* EXERCISE REQUIREMENTS: Reproduce every line of the listing as written, apart from the pictures.
*-*-*
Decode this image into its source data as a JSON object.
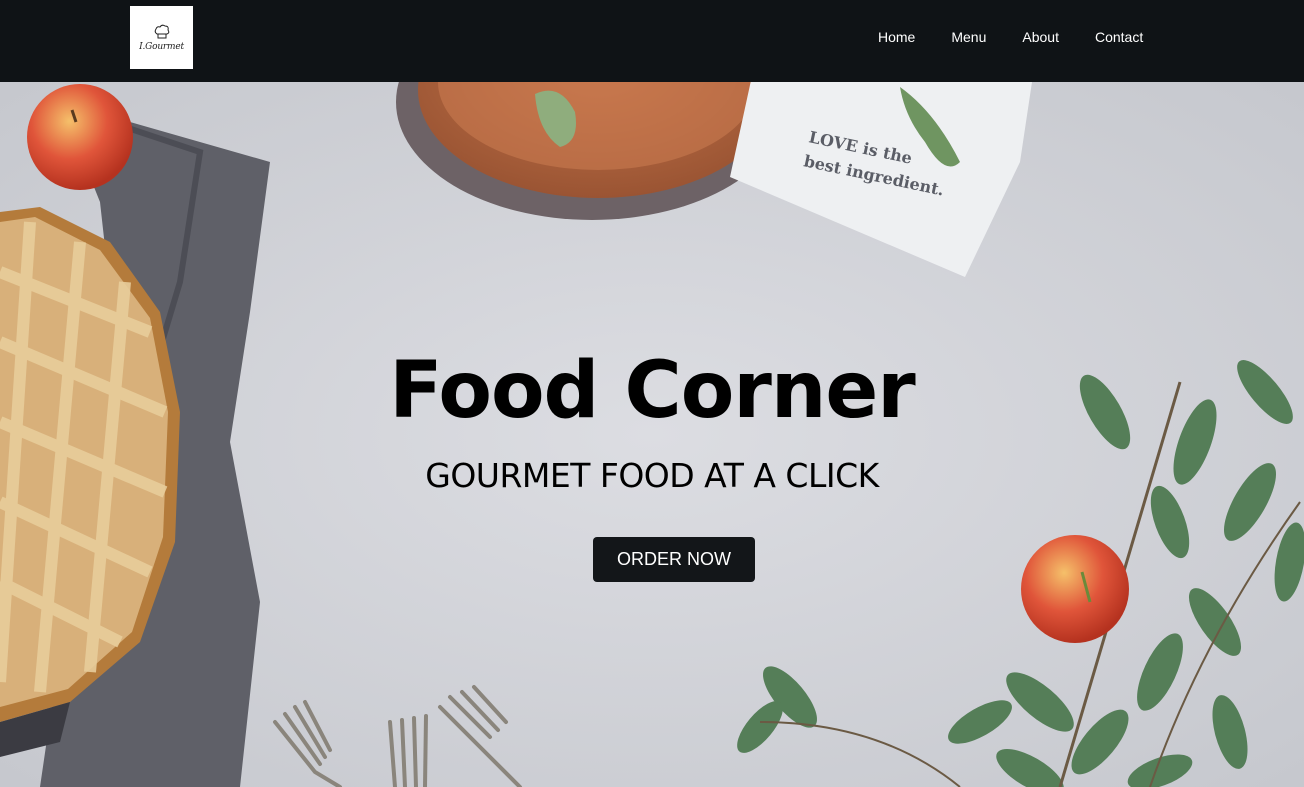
{
  "brand": {
    "logo_text": "I.Gourmet"
  },
  "nav": {
    "items": [
      {
        "label": "Home"
      },
      {
        "label": "Menu"
      },
      {
        "label": "About"
      },
      {
        "label": "Contact"
      }
    ]
  },
  "hero": {
    "title": "Food Corner",
    "subtitle": "GOURMET FOOD AT A CLICK",
    "cta_label": "ORDER NOW",
    "napkin_text_line1": "LOVE is the",
    "napkin_text_line2": "best ingredient."
  },
  "colors": {
    "navbar_bg": "#0f1316",
    "button_bg": "#131619",
    "hero_bg": "#d3d4d9"
  }
}
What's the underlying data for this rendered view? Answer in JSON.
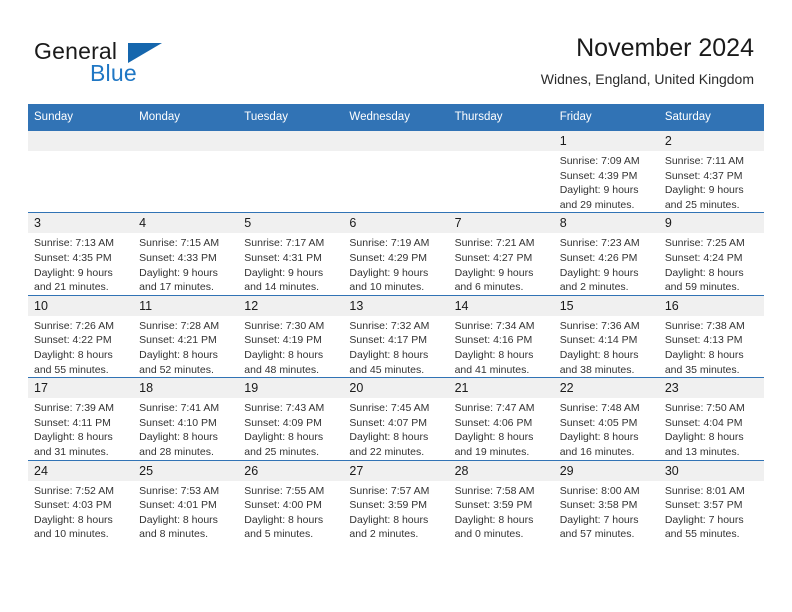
{
  "brand": {
    "name_part1": "General",
    "name_part2": "Blue",
    "triangle_color": "#1566ad",
    "blue_color": "#1f77c4"
  },
  "header": {
    "month_title": "November 2024",
    "location": "Widnes, England, United Kingdom"
  },
  "theme": {
    "header_bar_color": "#3173b5",
    "daynum_band_color": "#f0f0f0",
    "grid_line_color": "#3173b5",
    "text_color": "#333333"
  },
  "calendar": {
    "weekday_headers": [
      "Sunday",
      "Monday",
      "Tuesday",
      "Wednesday",
      "Thursday",
      "Friday",
      "Saturday"
    ],
    "weeks": [
      [
        {
          "day": "",
          "lines": []
        },
        {
          "day": "",
          "lines": []
        },
        {
          "day": "",
          "lines": []
        },
        {
          "day": "",
          "lines": []
        },
        {
          "day": "",
          "lines": []
        },
        {
          "day": "1",
          "lines": [
            "Sunrise: 7:09 AM",
            "Sunset: 4:39 PM",
            "Daylight: 9 hours",
            "and 29 minutes."
          ]
        },
        {
          "day": "2",
          "lines": [
            "Sunrise: 7:11 AM",
            "Sunset: 4:37 PM",
            "Daylight: 9 hours",
            "and 25 minutes."
          ]
        }
      ],
      [
        {
          "day": "3",
          "lines": [
            "Sunrise: 7:13 AM",
            "Sunset: 4:35 PM",
            "Daylight: 9 hours",
            "and 21 minutes."
          ]
        },
        {
          "day": "4",
          "lines": [
            "Sunrise: 7:15 AM",
            "Sunset: 4:33 PM",
            "Daylight: 9 hours",
            "and 17 minutes."
          ]
        },
        {
          "day": "5",
          "lines": [
            "Sunrise: 7:17 AM",
            "Sunset: 4:31 PM",
            "Daylight: 9 hours",
            "and 14 minutes."
          ]
        },
        {
          "day": "6",
          "lines": [
            "Sunrise: 7:19 AM",
            "Sunset: 4:29 PM",
            "Daylight: 9 hours",
            "and 10 minutes."
          ]
        },
        {
          "day": "7",
          "lines": [
            "Sunrise: 7:21 AM",
            "Sunset: 4:27 PM",
            "Daylight: 9 hours",
            "and 6 minutes."
          ]
        },
        {
          "day": "8",
          "lines": [
            "Sunrise: 7:23 AM",
            "Sunset: 4:26 PM",
            "Daylight: 9 hours",
            "and 2 minutes."
          ]
        },
        {
          "day": "9",
          "lines": [
            "Sunrise: 7:25 AM",
            "Sunset: 4:24 PM",
            "Daylight: 8 hours",
            "and 59 minutes."
          ]
        }
      ],
      [
        {
          "day": "10",
          "lines": [
            "Sunrise: 7:26 AM",
            "Sunset: 4:22 PM",
            "Daylight: 8 hours",
            "and 55 minutes."
          ]
        },
        {
          "day": "11",
          "lines": [
            "Sunrise: 7:28 AM",
            "Sunset: 4:21 PM",
            "Daylight: 8 hours",
            "and 52 minutes."
          ]
        },
        {
          "day": "12",
          "lines": [
            "Sunrise: 7:30 AM",
            "Sunset: 4:19 PM",
            "Daylight: 8 hours",
            "and 48 minutes."
          ]
        },
        {
          "day": "13",
          "lines": [
            "Sunrise: 7:32 AM",
            "Sunset: 4:17 PM",
            "Daylight: 8 hours",
            "and 45 minutes."
          ]
        },
        {
          "day": "14",
          "lines": [
            "Sunrise: 7:34 AM",
            "Sunset: 4:16 PM",
            "Daylight: 8 hours",
            "and 41 minutes."
          ]
        },
        {
          "day": "15",
          "lines": [
            "Sunrise: 7:36 AM",
            "Sunset: 4:14 PM",
            "Daylight: 8 hours",
            "and 38 minutes."
          ]
        },
        {
          "day": "16",
          "lines": [
            "Sunrise: 7:38 AM",
            "Sunset: 4:13 PM",
            "Daylight: 8 hours",
            "and 35 minutes."
          ]
        }
      ],
      [
        {
          "day": "17",
          "lines": [
            "Sunrise: 7:39 AM",
            "Sunset: 4:11 PM",
            "Daylight: 8 hours",
            "and 31 minutes."
          ]
        },
        {
          "day": "18",
          "lines": [
            "Sunrise: 7:41 AM",
            "Sunset: 4:10 PM",
            "Daylight: 8 hours",
            "and 28 minutes."
          ]
        },
        {
          "day": "19",
          "lines": [
            "Sunrise: 7:43 AM",
            "Sunset: 4:09 PM",
            "Daylight: 8 hours",
            "and 25 minutes."
          ]
        },
        {
          "day": "20",
          "lines": [
            "Sunrise: 7:45 AM",
            "Sunset: 4:07 PM",
            "Daylight: 8 hours",
            "and 22 minutes."
          ]
        },
        {
          "day": "21",
          "lines": [
            "Sunrise: 7:47 AM",
            "Sunset: 4:06 PM",
            "Daylight: 8 hours",
            "and 19 minutes."
          ]
        },
        {
          "day": "22",
          "lines": [
            "Sunrise: 7:48 AM",
            "Sunset: 4:05 PM",
            "Daylight: 8 hours",
            "and 16 minutes."
          ]
        },
        {
          "day": "23",
          "lines": [
            "Sunrise: 7:50 AM",
            "Sunset: 4:04 PM",
            "Daylight: 8 hours",
            "and 13 minutes."
          ]
        }
      ],
      [
        {
          "day": "24",
          "lines": [
            "Sunrise: 7:52 AM",
            "Sunset: 4:03 PM",
            "Daylight: 8 hours",
            "and 10 minutes."
          ]
        },
        {
          "day": "25",
          "lines": [
            "Sunrise: 7:53 AM",
            "Sunset: 4:01 PM",
            "Daylight: 8 hours",
            "and 8 minutes."
          ]
        },
        {
          "day": "26",
          "lines": [
            "Sunrise: 7:55 AM",
            "Sunset: 4:00 PM",
            "Daylight: 8 hours",
            "and 5 minutes."
          ]
        },
        {
          "day": "27",
          "lines": [
            "Sunrise: 7:57 AM",
            "Sunset: 3:59 PM",
            "Daylight: 8 hours",
            "and 2 minutes."
          ]
        },
        {
          "day": "28",
          "lines": [
            "Sunrise: 7:58 AM",
            "Sunset: 3:59 PM",
            "Daylight: 8 hours",
            "and 0 minutes."
          ]
        },
        {
          "day": "29",
          "lines": [
            "Sunrise: 8:00 AM",
            "Sunset: 3:58 PM",
            "Daylight: 7 hours",
            "and 57 minutes."
          ]
        },
        {
          "day": "30",
          "lines": [
            "Sunrise: 8:01 AM",
            "Sunset: 3:57 PM",
            "Daylight: 7 hours",
            "and 55 minutes."
          ]
        }
      ]
    ]
  }
}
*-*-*
* REPLY TO THE EXERCISE:
Decode this image into its source data as a JSON object.
{
  "brand": {
    "logo_text": "I.Gourmet"
  },
  "nav": {
    "items": [
      {
        "label": "Home"
      },
      {
        "label": "Menu"
      },
      {
        "label": "About"
      },
      {
        "label": "Contact"
      }
    ]
  },
  "hero": {
    "title": "Food Corner",
    "subtitle": "GOURMET FOOD AT A CLICK",
    "cta_label": "ORDER NOW",
    "napkin_text_line1": "LOVE is the",
    "napkin_text_line2": "best ingredient."
  },
  "colors": {
    "navbar_bg": "#0f1316",
    "button_bg": "#131619",
    "hero_bg": "#d3d4d9"
  }
}
What's the underlying data for this rendered view? Answer in JSON.
{
  "brand": {
    "name_part1": "General",
    "name_part2": "Blue",
    "triangle_color": "#1566ad",
    "blue_color": "#1f77c4"
  },
  "header": {
    "month_title": "November 2024",
    "location": "Widnes, England, United Kingdom"
  },
  "theme": {
    "header_bar_color": "#3173b5",
    "daynum_band_color": "#f0f0f0",
    "grid_line_color": "#3173b5",
    "text_color": "#333333"
  },
  "calendar": {
    "weekday_headers": [
      "Sunday",
      "Monday",
      "Tuesday",
      "Wednesday",
      "Thursday",
      "Friday",
      "Saturday"
    ],
    "weeks": [
      [
        {
          "day": "",
          "lines": []
        },
        {
          "day": "",
          "lines": []
        },
        {
          "day": "",
          "lines": []
        },
        {
          "day": "",
          "lines": []
        },
        {
          "day": "",
          "lines": []
        },
        {
          "day": "1",
          "lines": [
            "Sunrise: 7:09 AM",
            "Sunset: 4:39 PM",
            "Daylight: 9 hours",
            "and 29 minutes."
          ]
        },
        {
          "day": "2",
          "lines": [
            "Sunrise: 7:11 AM",
            "Sunset: 4:37 PM",
            "Daylight: 9 hours",
            "and 25 minutes."
          ]
        }
      ],
      [
        {
          "day": "3",
          "lines": [
            "Sunrise: 7:13 AM",
            "Sunset: 4:35 PM",
            "Daylight: 9 hours",
            "and 21 minutes."
          ]
        },
        {
          "day": "4",
          "lines": [
            "Sunrise: 7:15 AM",
            "Sunset: 4:33 PM",
            "Daylight: 9 hours",
            "and 17 minutes."
          ]
        },
        {
          "day": "5",
          "lines": [
            "Sunrise: 7:17 AM",
            "Sunset: 4:31 PM",
            "Daylight: 9 hours",
            "and 14 minutes."
          ]
        },
        {
          "day": "6",
          "lines": [
            "Sunrise: 7:19 AM",
            "Sunset: 4:29 PM",
            "Daylight: 9 hours",
            "and 10 minutes."
          ]
        },
        {
          "day": "7",
          "lines": [
            "Sunrise: 7:21 AM",
            "Sunset: 4:27 PM",
            "Daylight: 9 hours",
            "and 6 minutes."
          ]
        },
        {
          "day": "8",
          "lines": [
            "Sunrise: 7:23 AM",
            "Sunset: 4:26 PM",
            "Daylight: 9 hours",
            "and 2 minutes."
          ]
        },
        {
          "day": "9",
          "lines": [
            "Sunrise: 7:25 AM",
            "Sunset: 4:24 PM",
            "Daylight: 8 hours",
            "and 59 minutes."
          ]
        }
      ],
      [
        {
          "day": "10",
          "lines": [
            "Sunrise: 7:26 AM",
            "Sunset: 4:22 PM",
            "Daylight: 8 hours",
            "and 55 minutes."
          ]
        },
        {
          "day": "11",
          "lines": [
            "Sunrise: 7:28 AM",
            "Sunset: 4:21 PM",
            "Daylight: 8 hours",
            "and 52 minutes."
          ]
        },
        {
          "day": "12",
          "lines": [
            "Sunrise: 7:30 AM",
            "Sunset: 4:19 PM",
            "Daylight: 8 hours",
            "and 48 minutes."
          ]
        },
        {
          "day": "13",
          "lines": [
            "Sunrise: 7:32 AM",
            "Sunset: 4:17 PM",
            "Daylight: 8 hours",
            "and 45 minutes."
          ]
        },
        {
          "day": "14",
          "lines": [
            "Sunrise: 7:34 AM",
            "Sunset: 4:16 PM",
            "Daylight: 8 hours",
            "and 41 minutes."
          ]
        },
        {
          "day": "15",
          "lines": [
            "Sunrise: 7:36 AM",
            "Sunset: 4:14 PM",
            "Daylight: 8 hours",
            "and 38 minutes."
          ]
        },
        {
          "day": "16",
          "lines": [
            "Sunrise: 7:38 AM",
            "Sunset: 4:13 PM",
            "Daylight: 8 hours",
            "and 35 minutes."
          ]
        }
      ],
      [
        {
          "day": "17",
          "lines": [
            "Sunrise: 7:39 AM",
            "Sunset: 4:11 PM",
            "Daylight: 8 hours",
            "and 31 minutes."
          ]
        },
        {
          "day": "18",
          "lines": [
            "Sunrise: 7:41 AM",
            "Sunset: 4:10 PM",
            "Daylight: 8 hours",
            "and 28 minutes."
          ]
        },
        {
          "day": "19",
          "lines": [
            "Sunrise: 7:43 AM",
            "Sunset: 4:09 PM",
            "Daylight: 8 hours",
            "and 25 minutes."
          ]
        },
        {
          "day": "20",
          "lines": [
            "Sunrise: 7:45 AM",
            "Sunset: 4:07 PM",
            "Daylight: 8 hours",
            "and 22 minutes."
          ]
        },
        {
          "day": "21",
          "lines": [
            "Sunrise: 7:47 AM",
            "Sunset: 4:06 PM",
            "Daylight: 8 hours",
            "and 19 minutes."
          ]
        },
        {
          "day": "22",
          "lines": [
            "Sunrise: 7:48 AM",
            "Sunset: 4:05 PM",
            "Daylight: 8 hours",
            "and 16 minutes."
          ]
        },
        {
          "day": "23",
          "lines": [
            "Sunrise: 7:50 AM",
            "Sunset: 4:04 PM",
            "Daylight: 8 hours",
            "and 13 minutes."
          ]
        }
      ],
      [
        {
          "day": "24",
          "lines": [
            "Sunrise: 7:52 AM",
            "Sunset: 4:03 PM",
            "Daylight: 8 hours",
            "and 10 minutes."
          ]
        },
        {
          "day": "25",
          "lines": [
            "Sunrise: 7:53 AM",
            "Sunset: 4:01 PM",
            "Daylight: 8 hours",
            "and 8 minutes."
          ]
        },
        {
          "day": "26",
          "lines": [
            "Sunrise: 7:55 AM",
            "Sunset: 4:00 PM",
            "Daylight: 8 hours",
            "and 5 minutes."
          ]
        },
        {
          "day": "27",
          "lines": [
            "Sunrise: 7:57 AM",
            "Sunset: 3:59 PM",
            "Daylight: 8 hours",
            "and 2 minutes."
          ]
        },
        {
          "day": "28",
          "lines": [
            "Sunrise: 7:58 AM",
            "Sunset: 3:59 PM",
            "Daylight: 8 hours",
            "and 0 minutes."
          ]
        },
        {
          "day": "29",
          "lines": [
            "Sunrise: 8:00 AM",
            "Sunset: 3:58 PM",
            "Daylight: 7 hours",
            "and 57 minutes."
          ]
        },
        {
          "day": "30",
          "lines": [
            "Sunrise: 8:01 AM",
            "Sunset: 3:57 PM",
            "Daylight: 7 hours",
            "and 55 minutes."
          ]
        }
      ]
    ]
  }
}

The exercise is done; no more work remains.